(Saved data entries)

= = =

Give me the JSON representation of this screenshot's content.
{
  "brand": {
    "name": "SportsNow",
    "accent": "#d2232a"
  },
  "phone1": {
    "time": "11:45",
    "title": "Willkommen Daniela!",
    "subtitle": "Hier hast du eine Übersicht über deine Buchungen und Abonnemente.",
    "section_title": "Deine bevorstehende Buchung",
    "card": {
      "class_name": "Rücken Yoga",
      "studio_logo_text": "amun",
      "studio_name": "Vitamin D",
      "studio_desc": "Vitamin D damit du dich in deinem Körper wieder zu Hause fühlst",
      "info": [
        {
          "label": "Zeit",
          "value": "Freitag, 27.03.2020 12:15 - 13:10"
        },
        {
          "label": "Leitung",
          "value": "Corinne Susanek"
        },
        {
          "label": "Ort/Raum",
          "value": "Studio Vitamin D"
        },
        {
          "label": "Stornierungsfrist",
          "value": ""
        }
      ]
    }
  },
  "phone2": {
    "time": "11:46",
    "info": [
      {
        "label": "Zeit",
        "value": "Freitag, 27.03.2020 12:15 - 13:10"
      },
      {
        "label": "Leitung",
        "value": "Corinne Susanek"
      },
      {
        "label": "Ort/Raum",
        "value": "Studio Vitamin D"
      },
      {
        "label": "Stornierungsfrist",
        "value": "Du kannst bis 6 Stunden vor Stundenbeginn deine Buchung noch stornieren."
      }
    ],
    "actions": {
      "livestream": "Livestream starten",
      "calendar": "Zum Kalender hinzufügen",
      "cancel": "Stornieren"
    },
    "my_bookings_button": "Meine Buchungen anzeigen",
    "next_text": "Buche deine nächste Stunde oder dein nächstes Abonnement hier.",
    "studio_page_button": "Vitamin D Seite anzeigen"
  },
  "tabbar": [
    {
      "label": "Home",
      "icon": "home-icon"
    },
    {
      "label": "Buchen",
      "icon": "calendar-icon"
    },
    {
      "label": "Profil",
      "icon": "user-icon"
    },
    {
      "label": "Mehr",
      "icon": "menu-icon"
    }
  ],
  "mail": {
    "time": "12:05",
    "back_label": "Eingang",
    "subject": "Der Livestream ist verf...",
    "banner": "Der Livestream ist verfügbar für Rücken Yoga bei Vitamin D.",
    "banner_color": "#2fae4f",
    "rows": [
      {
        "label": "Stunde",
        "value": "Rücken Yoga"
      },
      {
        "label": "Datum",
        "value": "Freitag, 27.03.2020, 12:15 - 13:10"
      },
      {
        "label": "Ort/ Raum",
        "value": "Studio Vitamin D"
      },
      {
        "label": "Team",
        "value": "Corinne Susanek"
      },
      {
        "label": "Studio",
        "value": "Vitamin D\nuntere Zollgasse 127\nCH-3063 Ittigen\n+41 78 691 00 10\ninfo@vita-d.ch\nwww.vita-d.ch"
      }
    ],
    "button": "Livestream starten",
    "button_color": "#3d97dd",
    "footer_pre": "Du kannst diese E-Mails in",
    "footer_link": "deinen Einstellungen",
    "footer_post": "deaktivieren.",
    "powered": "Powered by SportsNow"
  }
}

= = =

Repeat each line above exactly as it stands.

Give me the JSON representation of this screenshot's content.
{
  "brand": {
    "name": "SportsNow",
    "accent": "#d2232a"
  },
  "phone1": {
    "time": "11:45",
    "title": "Willkommen Daniela!",
    "subtitle": "Hier hast du eine Übersicht über deine Buchungen und Abonnemente.",
    "section_title": "Deine bevorstehende Buchung",
    "card": {
      "class_name": "Rücken Yoga",
      "studio_logo_text": "amun",
      "studio_name": "Vitamin D",
      "studio_desc": "Vitamin D damit du dich in deinem Körper wieder zu Hause fühlst",
      "info": [
        {
          "label": "Zeit",
          "value": "Freitag, 27.03.2020 12:15 - 13:10"
        },
        {
          "label": "Leitung",
          "value": "Corinne Susanek"
        },
        {
          "label": "Ort/Raum",
          "value": "Studio Vitamin D"
        },
        {
          "label": "Stornierungsfrist",
          "value": ""
        }
      ]
    }
  },
  "phone2": {
    "time": "11:46",
    "info": [
      {
        "label": "Zeit",
        "value": "Freitag, 27.03.2020 12:15 - 13:10"
      },
      {
        "label": "Leitung",
        "value": "Corinne Susanek"
      },
      {
        "label": "Ort/Raum",
        "value": "Studio Vitamin D"
      },
      {
        "label": "Stornierungsfrist",
        "value": "Du kannst bis 6 Stunden vor Stundenbeginn deine Buchung noch stornieren."
      }
    ],
    "actions": {
      "livestream": "Livestream starten",
      "calendar": "Zum Kalender hinzufügen",
      "cancel": "Stornieren"
    },
    "my_bookings_button": "Meine Buchungen anzeigen",
    "next_text": "Buche deine nächste Stunde oder dein nächstes Abonnement hier.",
    "studio_page_button": "Vitamin D Seite anzeigen"
  },
  "tabbar": [
    {
      "label": "Home",
      "icon": "home-icon"
    },
    {
      "label": "Buchen",
      "icon": "calendar-icon"
    },
    {
      "label": "Profil",
      "icon": "user-icon"
    },
    {
      "label": "Mehr",
      "icon": "menu-icon"
    }
  ],
  "mail": {
    "time": "12:05",
    "back_label": "Eingang",
    "subject": "Der Livestream ist verf...",
    "banner": "Der Livestream ist verfügbar für Rücken Yoga bei Vitamin D.",
    "banner_color": "#2fae4f",
    "rows": [
      {
        "label": "Stunde",
        "value": "Rücken Yoga"
      },
      {
        "label": "Datum",
        "value": "Freitag, 27.03.2020, 12:15 - 13:10"
      },
      {
        "label": "Ort/ Raum",
        "value": "Studio Vitamin D"
      },
      {
        "label": "Team",
        "value": "Corinne Susanek"
      },
      {
        "label": "Studio",
        "value": "Vitamin D\nuntere Zollgasse 127\nCH-3063 Ittigen\n+41 78 691 00 10\ninfo@vita-d.ch\nwww.vita-d.ch"
      }
    ],
    "button": "Livestream starten",
    "button_color": "#3d97dd",
    "footer_pre": "Du kannst diese E-Mails in",
    "footer_link": "deinen Einstellungen",
    "footer_post": "deaktivieren.",
    "powered": "Powered by SportsNow"
  }
}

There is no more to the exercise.